Unlike traditional encyclopedias, any John or Jane Doe can edit the free Wikipedia. The self-policing openness of the site can invite mischief; for months an entry ran that made an innocent journalist look responsible for President Kennedy's assassination. The Wikipedian responsible for the false edit explained that he thought Wikipedia was a joke site, sort of like its satiric shadow, Uncyclopedia.
But today, the journal Nature maintains that Wikipedia is more accurate than you might expect. Nature pitted 50 articles in Wikipedia against the same number in Encyclopedia Britannica. The result? An average of four errors per entry in the open-source site, compared with three mistakes per Britannica story.
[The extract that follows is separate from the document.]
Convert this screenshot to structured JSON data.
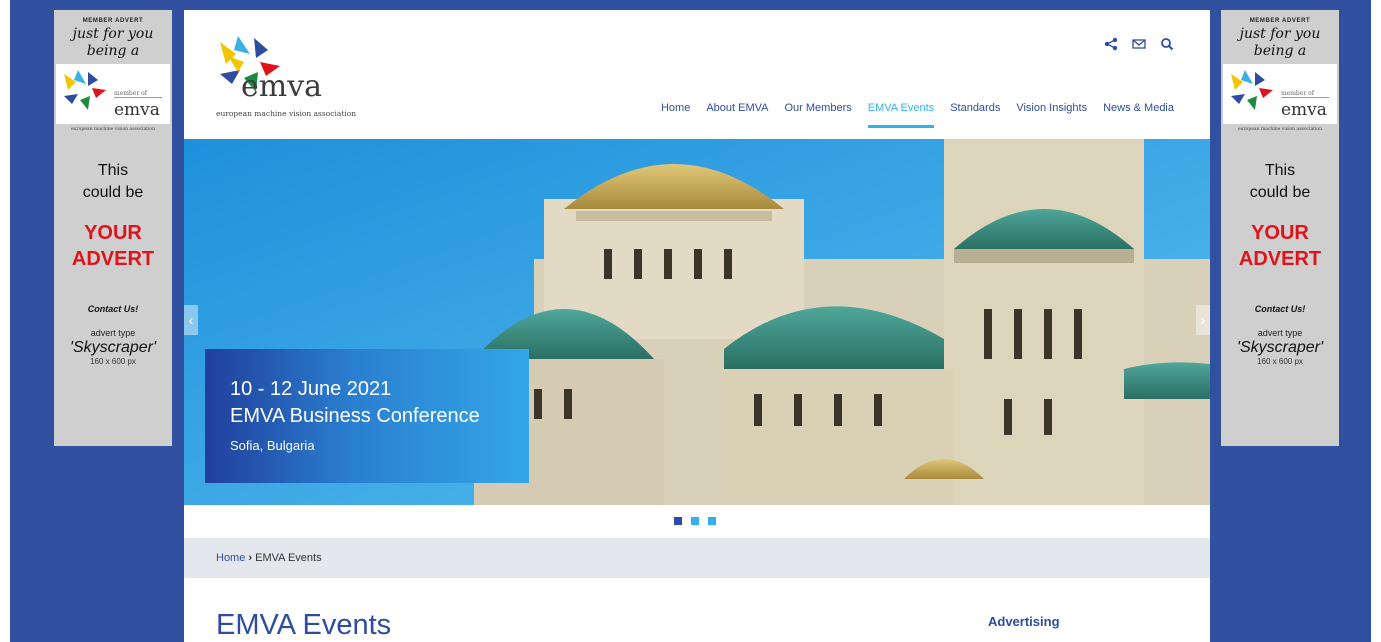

Some CNET users might say "I told you so;" commenting on , 23 readers have rated the reference source with an average score of Excellent, far above our Good assessment. Still, Wikipedia could use more expert opinions. Nature asked 1,000 of its own authors how they used Wikipedia. While 17 percent of those science writers visit Wikipedia weekly, only 10 percent pitch in to update its entries. Find Laurie Bouck's full reviews of digital encyclopedias Wikipedia, Britannica, and Microsoft Encarta here.